    I’m pretty excited about HTML5. Are we showing signs of support from the browsers yet? IE6?

  • http://MeitarMoscovitz.com/ Meitar

    @somecallmejosh: Oh yeah, HTML5 has actually sort of been an implementations-first standards process. The merits of that methodology over others is up for debate, but what it means for you and me is that many of the HTML5 elements are already supported by the browser vendors who have been pushing for the standard. Case in point, Apple’s canvas element has been supported in WebKit browsers for a long time, and Firefox does a ton of the HTML5 forms stuff.

    Unfortunately, as is the case for new standards, not all the browsers support all of the changes from HTML4.01 uniformly, so today we can’t reliably use everything in HTML5 across every browser. But maybe one day we will.

  • http://www.para-diddledesign.com somecallmejosh

    Bummer… post your bets. Who’ll cross the finish line first? CSS3 or HTML5.

  • http://www.evanbot.com ETbyrne

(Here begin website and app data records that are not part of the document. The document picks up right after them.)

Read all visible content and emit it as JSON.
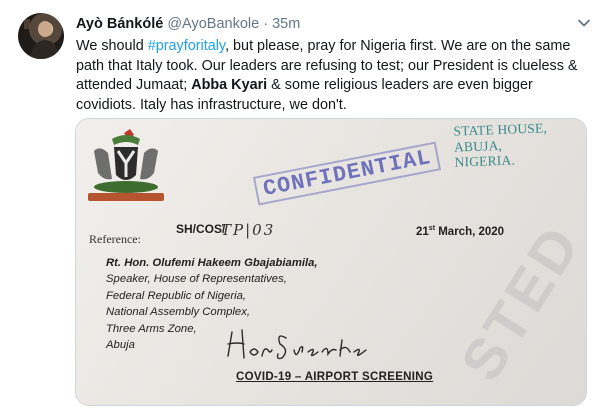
{
  "tweet": {
    "author_name": "Ayò Bánkólé",
    "handle": "@AyoBankole",
    "separator": "·",
    "time": "35m",
    "text_parts": [
      "We should ",
      "#prayforitaly",
      ", but please, pray for Nigeria first. We are on the same path that Italy took. Our leaders are refusing to test; our President is clueless & attended Jumaat; ",
      "Abba Kyari",
      " & some religious leaders are even bigger covidiots. Italy has infrastructure, we don't."
    ]
  },
  "document": {
    "state_house_lines": [
      "STATE HOUSE,",
      "ABUJA,",
      "NIGERIA."
    ],
    "stamp": "CONFIDENTIAL",
    "reference_label": "Reference:",
    "reference_code": "SH/COS/",
    "reference_handwritten": "TP|03",
    "date": "21",
    "date_suffix": "st",
    "date_rest": " March, 2020",
    "addressee_lines": [
      "Rt. Hon. Olufemi Hakeem Gbajabiamila,",
      "Speaker, House of Representatives,",
      "Federal Republic of Nigeria,",
      "National Assembly Complex,",
      "Three Arms Zone,",
      "Abuja"
    ],
    "signature": "Hon Speaker",
    "subject": "COVID-19 – AIRPORT SCREENING",
    "watermark": "STED"
  },
  "colors": {
    "hashtag": "#1da1f2",
    "secondary_text": "#657786",
    "stamp": "#5b5fb5",
    "state_house": "#3a8a8c"
  },
  "icons": {
    "menu": "chevron-down-icon",
    "avatar": "avatar",
    "coat_of_arms": "coat-of-arms-icon"
  }
}
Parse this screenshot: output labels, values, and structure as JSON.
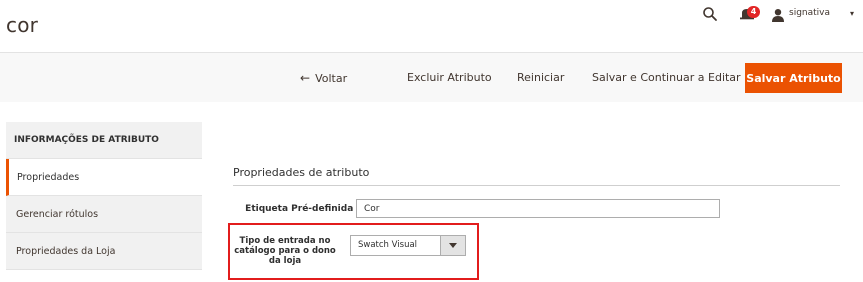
{
  "page": {
    "title": "cor"
  },
  "header": {
    "notifications_count": "4",
    "user_name": "signativa",
    "user_caret": "▾"
  },
  "toolbar": {
    "back_arrow": "←",
    "back_label": "Voltar",
    "delete_label": "Excluir Atributo",
    "reset_label": "Reiniciar",
    "save_continue_label": "Salvar e Continuar a Editar",
    "save_label": "Salvar Atributo"
  },
  "tabs": {
    "title": "INFORMAÇÕES DE ATRIBUTO",
    "items": [
      {
        "label": "Propriedades"
      },
      {
        "label": "Gerenciar rótulos"
      },
      {
        "label": "Propriedades da Loja"
      }
    ]
  },
  "form": {
    "section_title": "Propriedades de atributo",
    "default_label": {
      "label": "Etiqueta Pré-definida",
      "required_mark": "*",
      "value": "Cor"
    },
    "input_type": {
      "label": "Tipo de entrada no catálogo para o dono da loja",
      "value": "Swatch Visual"
    }
  },
  "colors": {
    "accent": "#eb5202",
    "highlight_border": "#e21c1c",
    "badge": "#e22626",
    "text": "#41362f"
  }
}
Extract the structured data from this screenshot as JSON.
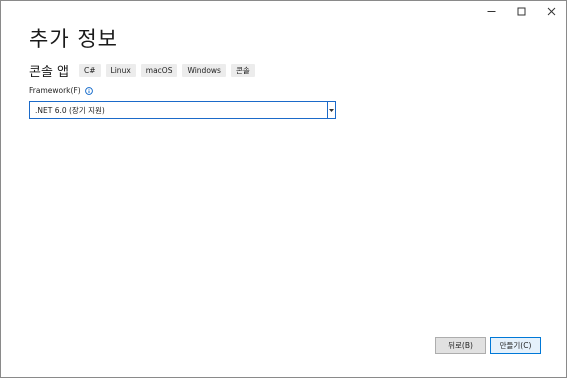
{
  "window": {
    "controls": [
      "minimize",
      "maximize",
      "close"
    ]
  },
  "header": {
    "title": "추가 정보",
    "subtitle": "콘솔 앱",
    "tags": [
      "C#",
      "Linux",
      "macOS",
      "Windows",
      "콘솔"
    ]
  },
  "framework": {
    "label": "Framework(F)",
    "selected": ".NET 6.0 (장기 지원)"
  },
  "footer": {
    "back_label": "뒤로(B)",
    "create_label": "만들기(C)"
  },
  "colors": {
    "accent": "#1b6ac9",
    "info": "#0a64c8"
  }
}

    HTML5 is going to really tie up some loose ends. Looks really promising.